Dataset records
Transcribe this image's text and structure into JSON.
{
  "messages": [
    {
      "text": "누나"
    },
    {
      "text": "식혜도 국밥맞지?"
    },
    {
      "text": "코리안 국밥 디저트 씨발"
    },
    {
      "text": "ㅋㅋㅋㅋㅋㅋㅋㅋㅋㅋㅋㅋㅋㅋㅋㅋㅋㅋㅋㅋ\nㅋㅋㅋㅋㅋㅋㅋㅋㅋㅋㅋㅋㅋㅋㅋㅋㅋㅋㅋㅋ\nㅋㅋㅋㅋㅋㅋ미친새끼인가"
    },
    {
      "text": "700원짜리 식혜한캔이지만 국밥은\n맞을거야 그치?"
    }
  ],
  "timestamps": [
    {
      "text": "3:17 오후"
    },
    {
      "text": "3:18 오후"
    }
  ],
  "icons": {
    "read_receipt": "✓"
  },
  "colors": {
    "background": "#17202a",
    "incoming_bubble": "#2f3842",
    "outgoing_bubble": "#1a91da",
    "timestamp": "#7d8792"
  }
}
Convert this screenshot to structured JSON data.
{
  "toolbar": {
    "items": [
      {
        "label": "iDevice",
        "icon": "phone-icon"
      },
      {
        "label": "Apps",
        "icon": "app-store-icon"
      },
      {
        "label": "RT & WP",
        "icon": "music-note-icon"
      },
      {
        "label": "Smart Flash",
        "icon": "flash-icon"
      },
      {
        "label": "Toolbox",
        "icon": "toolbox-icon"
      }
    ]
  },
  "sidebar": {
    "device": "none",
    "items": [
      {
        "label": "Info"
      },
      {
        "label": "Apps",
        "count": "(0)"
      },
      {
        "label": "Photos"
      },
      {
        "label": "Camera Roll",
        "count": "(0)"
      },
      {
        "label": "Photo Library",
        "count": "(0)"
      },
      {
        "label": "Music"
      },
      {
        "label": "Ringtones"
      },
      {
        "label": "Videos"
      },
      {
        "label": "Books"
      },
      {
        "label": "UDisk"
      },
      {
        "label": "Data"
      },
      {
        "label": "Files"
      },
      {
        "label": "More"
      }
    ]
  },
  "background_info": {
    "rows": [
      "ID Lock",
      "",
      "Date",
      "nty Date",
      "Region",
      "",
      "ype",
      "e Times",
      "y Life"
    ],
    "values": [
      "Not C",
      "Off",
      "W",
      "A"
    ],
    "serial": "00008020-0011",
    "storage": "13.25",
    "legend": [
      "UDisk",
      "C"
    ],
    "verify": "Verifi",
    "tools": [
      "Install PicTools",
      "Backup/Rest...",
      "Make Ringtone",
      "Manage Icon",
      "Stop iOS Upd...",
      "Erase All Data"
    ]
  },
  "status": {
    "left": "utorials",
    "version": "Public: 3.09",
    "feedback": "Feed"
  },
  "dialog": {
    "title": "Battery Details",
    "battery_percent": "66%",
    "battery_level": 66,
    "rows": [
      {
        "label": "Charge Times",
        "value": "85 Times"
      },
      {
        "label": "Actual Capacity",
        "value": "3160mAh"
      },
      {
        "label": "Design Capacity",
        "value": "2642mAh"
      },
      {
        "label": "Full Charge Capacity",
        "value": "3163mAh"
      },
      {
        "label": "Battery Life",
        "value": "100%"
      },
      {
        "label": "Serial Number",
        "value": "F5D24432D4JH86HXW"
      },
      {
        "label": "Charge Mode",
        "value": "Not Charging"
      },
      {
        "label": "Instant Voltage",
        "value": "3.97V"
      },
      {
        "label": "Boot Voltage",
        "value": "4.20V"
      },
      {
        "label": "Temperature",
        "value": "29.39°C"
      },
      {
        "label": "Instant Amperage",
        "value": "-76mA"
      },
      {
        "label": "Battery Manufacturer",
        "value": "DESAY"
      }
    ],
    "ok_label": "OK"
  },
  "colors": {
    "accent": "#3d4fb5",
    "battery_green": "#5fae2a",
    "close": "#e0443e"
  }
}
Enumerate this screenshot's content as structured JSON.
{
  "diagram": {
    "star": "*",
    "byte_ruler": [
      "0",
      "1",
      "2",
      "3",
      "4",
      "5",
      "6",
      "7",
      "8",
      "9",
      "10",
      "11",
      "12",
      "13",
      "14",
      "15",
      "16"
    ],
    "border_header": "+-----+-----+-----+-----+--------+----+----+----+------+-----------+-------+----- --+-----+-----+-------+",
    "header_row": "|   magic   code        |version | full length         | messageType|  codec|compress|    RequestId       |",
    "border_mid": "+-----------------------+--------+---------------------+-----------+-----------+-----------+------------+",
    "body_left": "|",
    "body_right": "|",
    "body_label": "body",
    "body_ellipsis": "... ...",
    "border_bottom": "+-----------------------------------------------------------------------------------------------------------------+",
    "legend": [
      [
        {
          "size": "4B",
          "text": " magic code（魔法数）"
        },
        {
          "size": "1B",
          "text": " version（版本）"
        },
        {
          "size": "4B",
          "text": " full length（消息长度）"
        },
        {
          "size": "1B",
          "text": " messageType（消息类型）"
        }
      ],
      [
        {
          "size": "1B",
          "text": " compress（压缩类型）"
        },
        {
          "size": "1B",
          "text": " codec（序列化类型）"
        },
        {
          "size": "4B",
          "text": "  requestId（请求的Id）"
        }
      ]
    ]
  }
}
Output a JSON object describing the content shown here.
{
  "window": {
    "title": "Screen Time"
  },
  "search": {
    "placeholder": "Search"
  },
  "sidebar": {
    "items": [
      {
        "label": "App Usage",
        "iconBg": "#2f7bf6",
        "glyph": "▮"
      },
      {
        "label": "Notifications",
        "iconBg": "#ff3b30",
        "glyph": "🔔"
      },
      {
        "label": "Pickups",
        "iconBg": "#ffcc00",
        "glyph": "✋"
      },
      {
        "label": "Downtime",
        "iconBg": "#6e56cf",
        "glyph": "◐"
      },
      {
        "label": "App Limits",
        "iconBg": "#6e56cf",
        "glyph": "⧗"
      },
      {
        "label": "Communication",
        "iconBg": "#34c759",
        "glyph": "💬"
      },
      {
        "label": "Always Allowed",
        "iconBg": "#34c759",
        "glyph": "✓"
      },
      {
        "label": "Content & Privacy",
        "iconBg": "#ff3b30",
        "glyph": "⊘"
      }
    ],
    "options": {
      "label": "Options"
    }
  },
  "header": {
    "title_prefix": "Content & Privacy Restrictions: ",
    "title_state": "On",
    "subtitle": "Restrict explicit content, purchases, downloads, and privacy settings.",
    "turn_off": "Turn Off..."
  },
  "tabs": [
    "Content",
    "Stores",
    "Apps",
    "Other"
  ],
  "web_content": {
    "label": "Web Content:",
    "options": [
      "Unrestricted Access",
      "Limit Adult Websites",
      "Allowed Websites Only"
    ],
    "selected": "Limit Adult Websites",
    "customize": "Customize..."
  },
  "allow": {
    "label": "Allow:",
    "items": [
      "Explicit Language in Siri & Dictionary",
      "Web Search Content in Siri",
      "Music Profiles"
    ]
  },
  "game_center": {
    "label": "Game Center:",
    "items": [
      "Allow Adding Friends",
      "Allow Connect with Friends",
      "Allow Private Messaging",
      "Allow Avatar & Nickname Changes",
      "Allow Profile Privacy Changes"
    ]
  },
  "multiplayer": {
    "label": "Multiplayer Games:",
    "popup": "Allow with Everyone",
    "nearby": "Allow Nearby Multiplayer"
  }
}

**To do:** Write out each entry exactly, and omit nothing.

**Exercise result:**
Transcribe this image's text and structure into JSON.
{
  "messages": [
    {
      "text": "누나"
    },
    {
      "text": "식혜도 국밥맞지?"
    },
    {
      "text": "코리안 국밥 디저트 씨발"
    },
    {
      "text": "ㅋㅋㅋㅋㅋㅋㅋㅋㅋㅋㅋㅋㅋㅋㅋㅋㅋㅋㅋㅋ\nㅋㅋㅋㅋㅋㅋㅋㅋㅋㅋㅋㅋㅋㅋㅋㅋㅋㅋㅋㅋ\nㅋㅋㅋㅋㅋㅋ미친새끼인가"
    },
    {
      "text": "700원짜리 식혜한캔이지만 국밥은\n맞을거야 그치?"
    }
  ],
  "timestamps": [
    {
      "text": "3:17 오후"
    },
    {
      "text": "3:18 오후"
    }
  ],
  "icons": {
    "read_receipt": "✓"
  },
  "colors": {
    "background": "#17202a",
    "incoming_bubble": "#2f3842",
    "outgoing_bubble": "#1a91da",
    "timestamp": "#7d8792"
  }
}
Convert this screenshot to structured JSON data.
{
  "toolbar": {
    "items": [
      {
        "label": "iDevice",
        "icon": "phone-icon"
      },
      {
        "label": "Apps",
        "icon": "app-store-icon"
      },
      {
        "label": "RT & WP",
        "icon": "music-note-icon"
      },
      {
        "label": "Smart Flash",
        "icon": "flash-icon"
      },
      {
        "label": "Toolbox",
        "icon": "toolbox-icon"
      }
    ]
  },
  "sidebar": {
    "device": "none",
    "items": [
      {
        "label": "Info"
      },
      {
        "label": "Apps",
        "count": "(0)"
      },
      {
        "label": "Photos"
      },
      {
        "label": "Camera Roll",
        "count": "(0)"
      },
      {
        "label": "Photo Library",
        "count": "(0)"
      },
      {
        "label": "Music"
      },
      {
        "label": "Ringtones"
      },
      {
        "label": "Videos"
      },
      {
        "label": "Books"
      },
      {
        "label": "UDisk"
      },
      {
        "label": "Data"
      },
      {
        "label": "Files"
      },
      {
        "label": "More"
      }
    ]
  },
  "background_info": {
    "rows": [
      "ID Lock",
      "",
      "Date",
      "nty Date",
      "Region",
      "",
      "ype",
      "e Times",
      "y Life"
    ],
    "values": [
      "Not C",
      "Off",
      "W",
      "A"
    ],
    "serial": "00008020-0011",
    "storage": "13.25",
    "legend": [
      "UDisk",
      "C"
    ],
    "verify": "Verifi",
    "tools": [
      "Install PicTools",
      "Backup/Rest...",
      "Make Ringtone",
      "Manage Icon",
      "Stop iOS Upd...",
      "Erase All Data"
    ]
  },
  "status": {
    "left": "utorials",
    "version": "Public: 3.09",
    "feedback": "Feed"
  },
  "dialog": {
    "title": "Battery Details",
    "battery_percent": "66%",
    "battery_level": 66,
    "rows": [
      {
        "label": "Charge Times",
        "value": "85 Times"
      },
      {
        "label": "Actual Capacity",
        "value": "3160mAh"
      },
      {
        "label": "Design Capacity",
        "value": "2642mAh"
      },
      {
        "label": "Full Charge Capacity",
        "value": "3163mAh"
      },
      {
        "label": "Battery Life",
        "value": "100%"
      },
      {
        "label": "Serial Number",
        "value": "F5D24432D4JH86HXW"
      },
      {
        "label": "Charge Mode",
        "value": "Not Charging"
      },
      {
        "label": "Instant Voltage",
        "value": "3.97V"
      },
      {
        "label": "Boot Voltage",
        "value": "4.20V"
      },
      {
        "label": "Temperature",
        "value": "29.39°C"
      },
      {
        "label": "Instant Amperage",
        "value": "-76mA"
      },
      {
        "label": "Battery Manufacturer",
        "value": "DESAY"
      }
    ],
    "ok_label": "OK"
  },
  "colors": {
    "accent": "#3d4fb5",
    "battery_green": "#5fae2a",
    "close": "#e0443e"
  }
}
Enumerate this screenshot's content as structured JSON.
{
  "diagram": {
    "star": "*",
    "byte_ruler": [
      "0",
      "1",
      "2",
      "3",
      "4",
      "5",
      "6",
      "7",
      "8",
      "9",
      "10",
      "11",
      "12",
      "13",
      "14",
      "15",
      "16"
    ],
    "border_header": "+-----+-----+-----+-----+--------+----+----+----+------+-----------+-------+----- --+-----+-----+-------+",
    "header_row": "|   magic   code        |version | full length         | messageType|  codec|compress|    RequestId       |",
    "border_mid": "+-----------------------+--------+---------------------+-----------+-----------+-----------+------------+",
    "body_left": "|",
    "body_right": "|",
    "body_label": "body",
    "body_ellipsis": "... ...",
    "border_bottom": "+-----------------------------------------------------------------------------------------------------------------+",
    "legend": [
      [
        {
          "size": "4B",
          "text": " magic code（魔法数）"
        },
        {
          "size": "1B",
          "text": " version（版本）"
        },
        {
          "size": "4B",
          "text": " full length（消息长度）"
        },
        {
          "size": "1B",
          "text": " messageType（消息类型）"
        }
      ],
      [
        {
          "size": "1B",
          "text": " compress（压缩类型）"
        },
        {
          "size": "1B",
          "text": " codec（序列化类型）"
        },
        {
          "size": "4B",
          "text": "  requestId（请求的Id）"
        }
      ]
    ]
  }
}
Output a JSON object describing the content shown here.
{
  "window": {
    "title": "Screen Time"
  },
  "search": {
    "placeholder": "Search"
  },
  "sidebar": {
    "items": [
      {
        "label": "App Usage",
        "iconBg": "#2f7bf6",
        "glyph": "▮"
      },
      {
        "label": "Notifications",
        "iconBg": "#ff3b30",
        "glyph": "🔔"
      },
      {
        "label": "Pickups",
        "iconBg": "#ffcc00",
        "glyph": "✋"
      },
      {
        "label": "Downtime",
        "iconBg": "#6e56cf",
        "glyph": "◐"
      },
      {
        "label": "App Limits",
        "iconBg": "#6e56cf",
        "glyph": "⧗"
      },
      {
        "label": "Communication",
        "iconBg": "#34c759",
        "glyph": "💬"
      },
      {
        "label": "Always Allowed",
        "iconBg": "#34c759",
        "glyph": "✓"
      },
      {
        "label": "Content & Privacy",
        "iconBg": "#ff3b30",
        "glyph": "⊘"
      }
    ],
    "options": {
      "label": "Options"
    }
  },
  "header": {
    "title_prefix": "Content & Privacy Restrictions: ",
    "title_state": "On",
    "subtitle": "Restrict explicit content, purchases, downloads, and privacy settings.",
    "turn_off": "Turn Off..."
  },
  "tabs": [
    "Content",
    "Stores",
    "Apps",
    "Other"
  ],
  "web_content": {
    "label": "Web Content:",
    "options": [
      "Unrestricted Access",
      "Limit Adult Websites",
      "Allowed Websites Only"
    ],
    "selected": "Limit Adult Websites",
    "customize": "Customize..."
  },
  "allow": {
    "label": "Allow:",
    "items": [
      "Explicit Language in Siri & Dictionary",
      "Web Search Content in Siri",
      "Music Profiles"
    ]
  },
  "game_center": {
    "label": "Game Center:",
    "items": [
      "Allow Adding Friends",
      "Allow Connect with Friends",
      "Allow Private Messaging",
      "Allow Avatar & Nickname Changes",
      "Allow Profile Privacy Changes"
    ]
  },
  "multiplayer": {
    "label": "Multiplayer Games:",
    "popup": "Allow with Everyone",
    "nearby": "Allow Nearby Multiplayer"
  }
}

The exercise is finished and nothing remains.